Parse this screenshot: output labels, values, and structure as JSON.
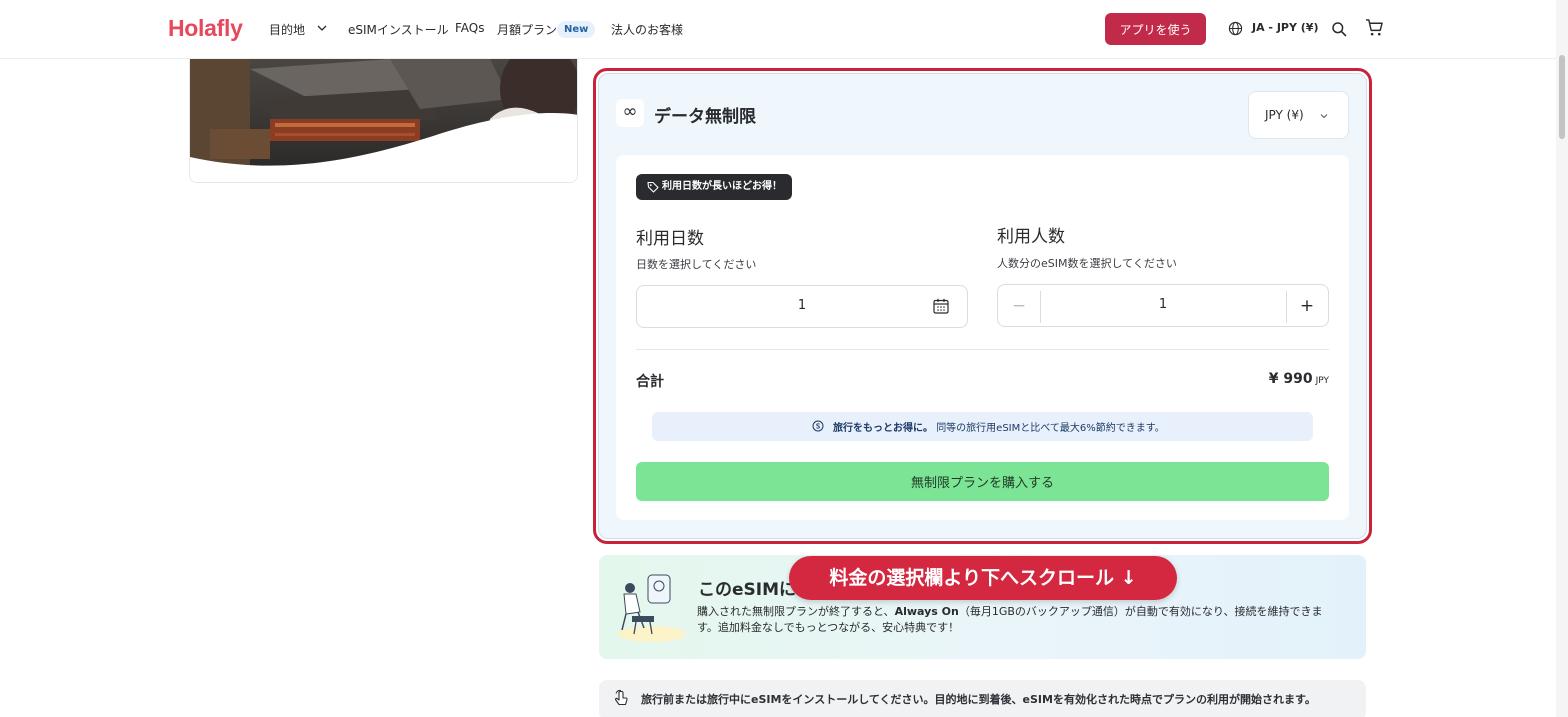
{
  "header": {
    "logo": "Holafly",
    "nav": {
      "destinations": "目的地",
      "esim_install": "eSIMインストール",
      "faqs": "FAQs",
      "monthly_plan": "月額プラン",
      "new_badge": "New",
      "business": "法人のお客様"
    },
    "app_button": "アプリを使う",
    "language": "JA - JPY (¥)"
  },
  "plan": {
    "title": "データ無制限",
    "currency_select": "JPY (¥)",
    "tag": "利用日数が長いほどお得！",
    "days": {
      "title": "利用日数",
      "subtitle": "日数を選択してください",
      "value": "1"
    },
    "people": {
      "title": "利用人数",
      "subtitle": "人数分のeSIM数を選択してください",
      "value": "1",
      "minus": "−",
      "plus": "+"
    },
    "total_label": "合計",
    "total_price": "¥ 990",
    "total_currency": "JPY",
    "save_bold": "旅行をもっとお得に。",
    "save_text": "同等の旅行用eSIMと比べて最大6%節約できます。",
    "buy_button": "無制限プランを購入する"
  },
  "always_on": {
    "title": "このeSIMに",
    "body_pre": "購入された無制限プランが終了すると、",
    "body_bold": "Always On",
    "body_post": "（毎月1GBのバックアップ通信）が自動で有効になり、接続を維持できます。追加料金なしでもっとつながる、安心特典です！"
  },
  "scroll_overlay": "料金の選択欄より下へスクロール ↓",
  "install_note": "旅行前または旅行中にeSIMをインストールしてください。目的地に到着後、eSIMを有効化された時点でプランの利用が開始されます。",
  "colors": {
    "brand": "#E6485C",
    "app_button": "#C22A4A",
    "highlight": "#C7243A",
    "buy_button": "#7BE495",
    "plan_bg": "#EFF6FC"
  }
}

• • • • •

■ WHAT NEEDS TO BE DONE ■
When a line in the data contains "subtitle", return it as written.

■ FINISHED EXERCISE ■
      "subtitle": "日数を選択してください",
      "subtitle": "人数分のeSIM数を選択してください",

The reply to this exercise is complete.